Georgie Walton is pictured with a Navajo Elder only identified as Ruth - teacher at a Navajo Station

The problems experienced by the Navajo people in the United States were similar to those of Indigenous communities in Australia, says CDU Palmerston lecturer Georgie Walton.

Ms Walton has just returned from the 16th Navajo Studies Conference at the University of New Mexico, Albuquerque, New Mexico.
The Indigenous academic support lecturer learnt about the US’s biggest indigenous culture, its achievements and challenges for the future.

Keynote speakers covered a variety of issues ranging from education, health, business and political priorities of the Navajo people.

Ms Walton attended on behalf of the Gagudju Association, of which she is a committee board member.

She said the Navajo people feared losing their language and culture in a modern society.

‘This group of Navajo academics and community representatives were very clear about their future and what they wanted to achieve,’ she says. ‘And they refused to let the past historical issues effect their pathway into the future.’

They also closely identified with land, with many choosing to live on established reservations, which heightened their sense of community, culture, language and support for each other.

Ms Walton says she learnt about successful programs in health education, business and enterprise driven by the Navajo people.

She says much of the information from the conference will assist her in identifying strategies for the future of Indigenous communities, particularly in relation to the retention of Indigenous students at university.

‘The Navajo motivation and resolve is inspirational and they have a real thirst for education, which is encouraged by the older generations who have not been able to experience the same opportunities,” she says.

Speakers called on the Navajo to return their communities and help train young people. Many of them have progressed to university education and become doctors, lawyers, authors, teachers and even politicians.

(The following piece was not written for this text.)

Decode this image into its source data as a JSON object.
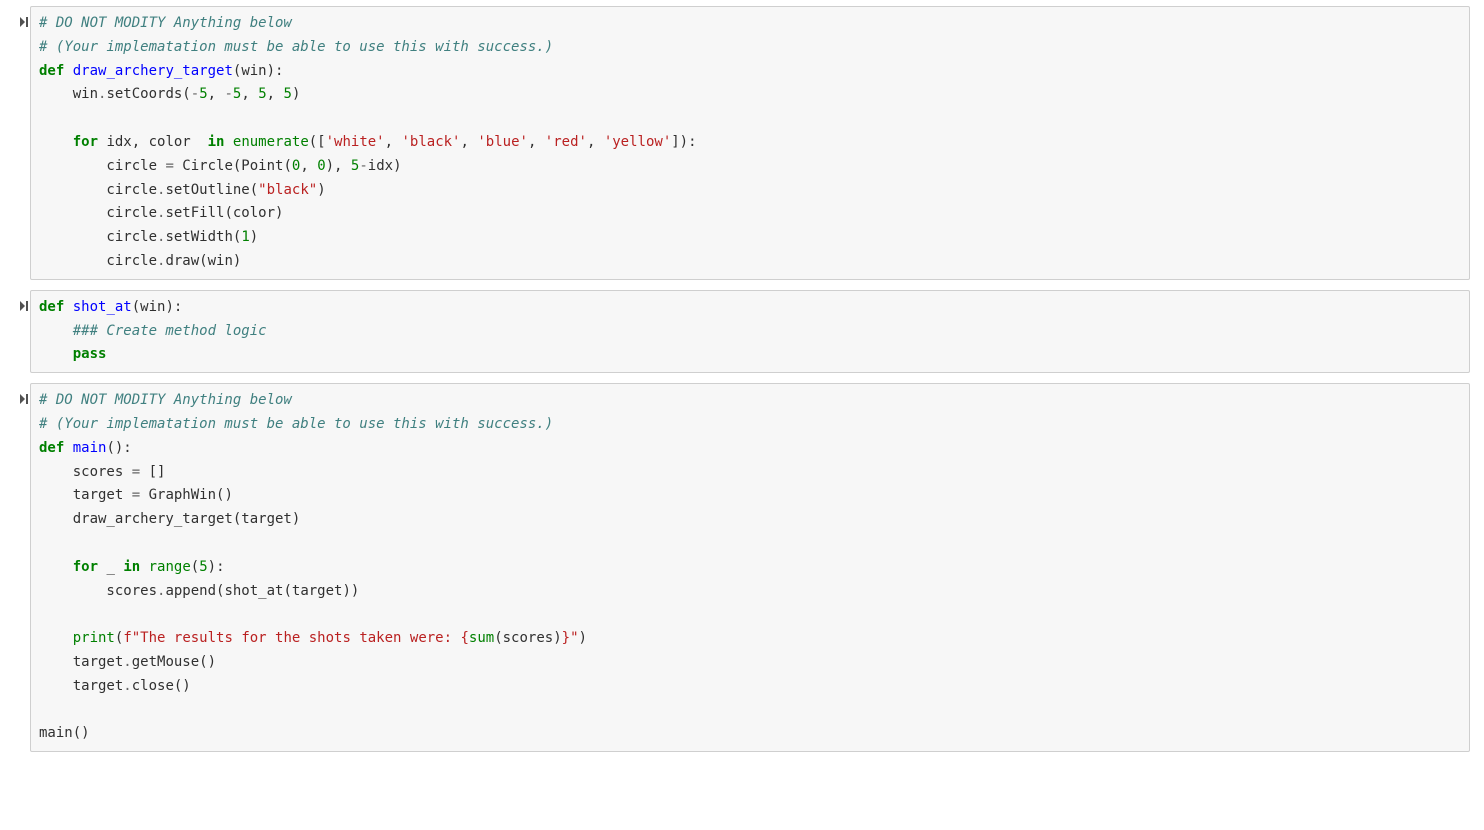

Ms Walton said it was inspiring to see how the Navajo nurtured, mentored and encouraged the younger generations.